  • I can vouch for the ability of the flask to keep my water comfortably cool on a hike of 8 hours or so.
  • I only carried cold beverages for this Hydroflask review, so can't comment on how long a hot beverage would stay hot. I'll add that to a winter hiking update carrying something warm, so stayed tuned.
Green Hydroflask in the snow

A few interesting notes about
the Hydroflask company

This company is based in Bend, OR - a city which prides itself on its outdoor focus, and for good reason.

Hydroflask has been around since 2009, which means they've got this hiking hydration solution figured out by now, right? In fact, you have a lot of options with Hydroflask:

Hydroflask gives back 5% of net proceeds from each bottle if you send in your serial number (prominently located on the backside of the label).

Their lifetime warranty means that if there is a manufacturer defect in your flask, the company will make it right for you.

Hydroflask review final thoughts

Green Hydroflask on a rock surrounded by sword ferns

This metal water bottle would make a great gift for a hiking buddy, because it's durable, functional, and looks great.

In fact, these bottles can go anywhere, not just on a hiking trail.

And good luck picking out your favorite color - there is an amazing array of vivid hues to choose from. You can even custom design a multi-hued flask of your own!

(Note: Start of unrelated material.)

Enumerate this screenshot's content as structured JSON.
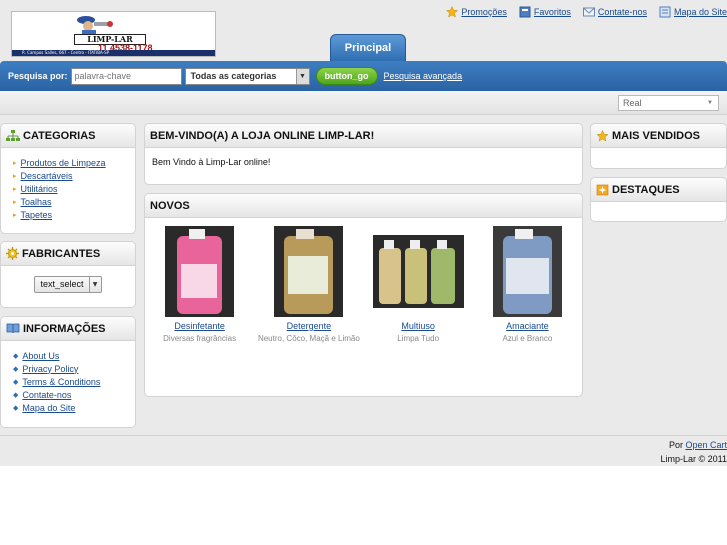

For smaller hands, the coated finish provides extra gripping surface, so think about one of the smaller volumes (12 oz or 18 oz) for the kids you hike with.

And for bigger thirsts, there is a 24 oz bottle available.

Time will tell how dinged up and dented this bottle will become, as I use it for all four season hiking trails. I'm hard on my gear, so if the beautiful minty green finish lasts for awhile, I'll be amazed.

I plan to update my Hydroflask review if any issues surface, but so far, I think this water bottle is a great piece of hiking gear.

Hydroflask bottom line

This 21 ounce standard mouth bottle has the versatility of two cap choices, it's easy on the eyes, lightweight, and made of durable, inert metal with no chance of chemical contamination in my hiking hydration choices.


And all for a reasonable price, given its quality.

This flask will last a long, long time regardless of how much wear and tear you throw at it (although it might not be as pretty - stay tuned for some follow up photos.)

If you'd like to read up on what to put in your flask to keep yourself hydrated on a hike, go here.

Questions about this
Hydroflask review?

Maybe you still have a few questions about how a Hydroflask will perform for you on the trail.

Send them to me here.

I'd be happy to let you know why I think a Hydroflask metal water bottle is a good choice for hiking hydration.

Thanks for reading this Hydroflask review!

Now get busy choosing your favorite color ;)

You might like to read these next

Home page > Hiking Gear Reviews >

Hydroflask Review: 21 Oz Standard Mouth Bottle